LONDON (Reuters) - More than three-quarters of British have applied for the government’s emergency — and hugely expensive — job retention scheme to help them through the coronavirus lockdown, according to an official survey.
Seventy-six percent of the companies which responded to April 20-May 3 survey said they had applied, the Office for National Statistics said, up from 66% in the previous fortnightly survey by the Office for National Statistics.
The Coronavirus Job Retention Scheme, under which the state pays 80% of the wages of workers who are temporarily laid off, is the centrepiece of Britain’s attempts to prevent an expected doubling of the unemployment rate from shooting even higher.
Finance minister Rishi Sunak said on Tuesday the programme was costing about 8 billion pounds ($9.8 billion) a month - about two-thirds of the cost of running England’s health service - as he extended it until the end of October.
He also said companies would have to contribute to its costs from August.

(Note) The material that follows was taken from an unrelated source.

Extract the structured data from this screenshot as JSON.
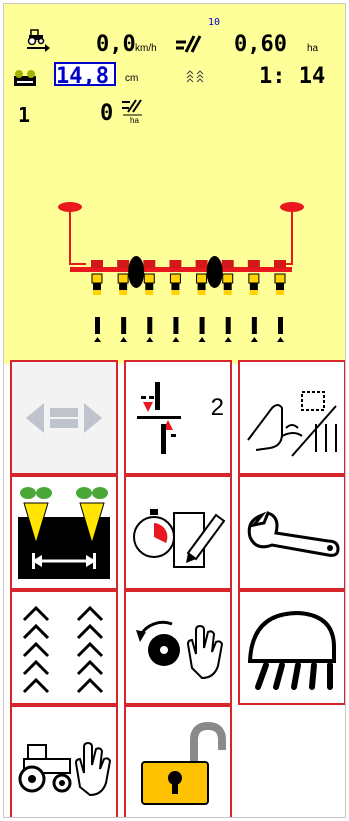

The ONS said 22% of businesses which responded to its survey had temporarily paused trading, a slightly lower proportion than previously, but less than 1% had closed permanently.

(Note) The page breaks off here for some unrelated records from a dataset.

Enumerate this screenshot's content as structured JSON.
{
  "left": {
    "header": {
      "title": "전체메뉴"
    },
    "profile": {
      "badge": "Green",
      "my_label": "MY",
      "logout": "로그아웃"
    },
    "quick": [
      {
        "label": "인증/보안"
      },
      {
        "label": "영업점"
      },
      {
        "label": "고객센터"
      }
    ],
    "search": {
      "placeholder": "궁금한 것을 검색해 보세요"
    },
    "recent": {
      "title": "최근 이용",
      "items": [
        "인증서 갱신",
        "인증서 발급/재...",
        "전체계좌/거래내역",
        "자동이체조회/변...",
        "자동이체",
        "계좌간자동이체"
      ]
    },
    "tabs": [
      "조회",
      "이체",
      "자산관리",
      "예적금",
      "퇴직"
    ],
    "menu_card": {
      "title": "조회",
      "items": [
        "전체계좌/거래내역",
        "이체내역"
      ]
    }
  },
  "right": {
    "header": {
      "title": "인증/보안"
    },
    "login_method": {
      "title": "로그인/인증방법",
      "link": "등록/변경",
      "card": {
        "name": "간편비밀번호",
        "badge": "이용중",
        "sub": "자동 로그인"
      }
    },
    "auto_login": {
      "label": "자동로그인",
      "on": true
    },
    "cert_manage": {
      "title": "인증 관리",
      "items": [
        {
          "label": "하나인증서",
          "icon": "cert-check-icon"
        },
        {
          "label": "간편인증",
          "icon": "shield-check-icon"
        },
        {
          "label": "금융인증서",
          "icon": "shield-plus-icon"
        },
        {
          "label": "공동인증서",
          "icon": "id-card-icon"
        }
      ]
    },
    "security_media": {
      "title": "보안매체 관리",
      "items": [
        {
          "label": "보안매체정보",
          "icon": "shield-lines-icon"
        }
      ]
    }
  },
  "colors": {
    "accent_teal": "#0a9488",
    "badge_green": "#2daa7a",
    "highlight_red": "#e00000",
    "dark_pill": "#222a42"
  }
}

Official figures on Wednesday showed Britain’s economy shrank by a record 6% in March, when a widespread lockdown began towards the end of the month.
The Bank of England has said it is plausible the economy will contract by 25% in the three months to June, before starting to recover.

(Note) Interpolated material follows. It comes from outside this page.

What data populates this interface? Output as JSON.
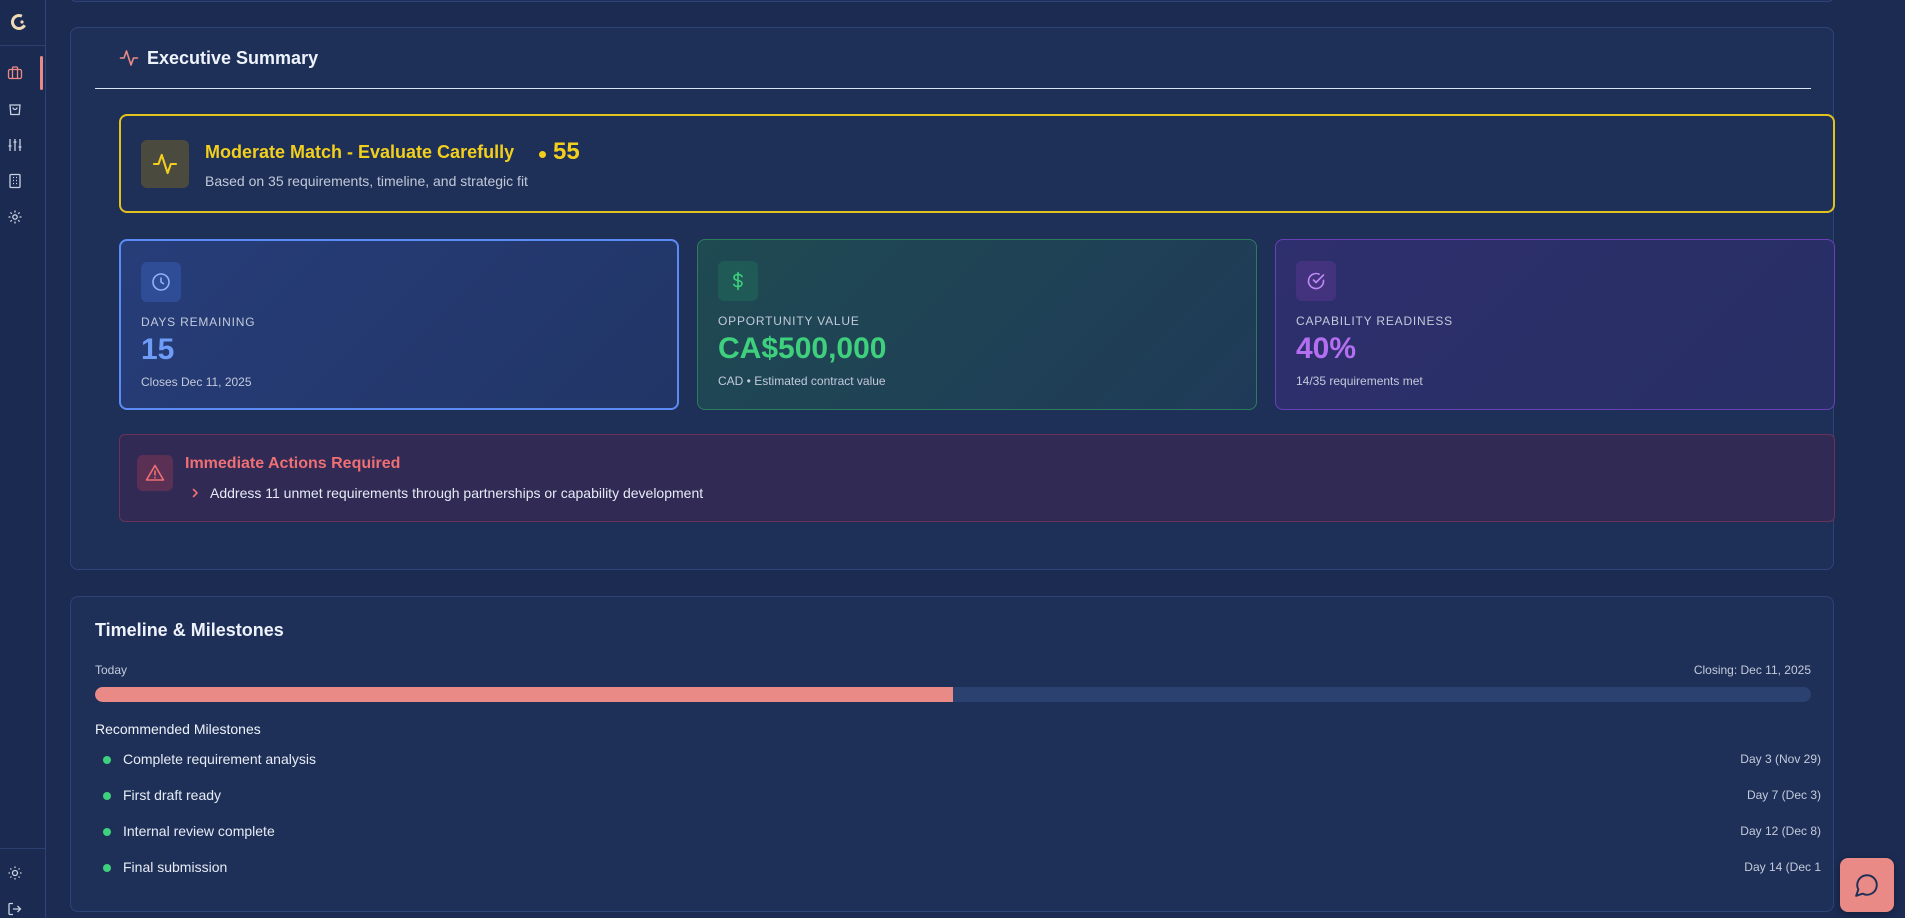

Forty-four percent of firms in Thursday’s survey said their cash reserves would last less than six months.
Sixty-one percent said turnover was lower since the lockdown began and 25% said turnover had fallen by more than 50%. But 32% reported their turnover was within the normal range.
The ONS said just over 5,000 firms responded to its survey, or about a quarter of total it contacted, and its estimates should be treated with caution when used to evaluate the impact of the coronavirus across the economy.
Editing by Alison Williams and David Millikne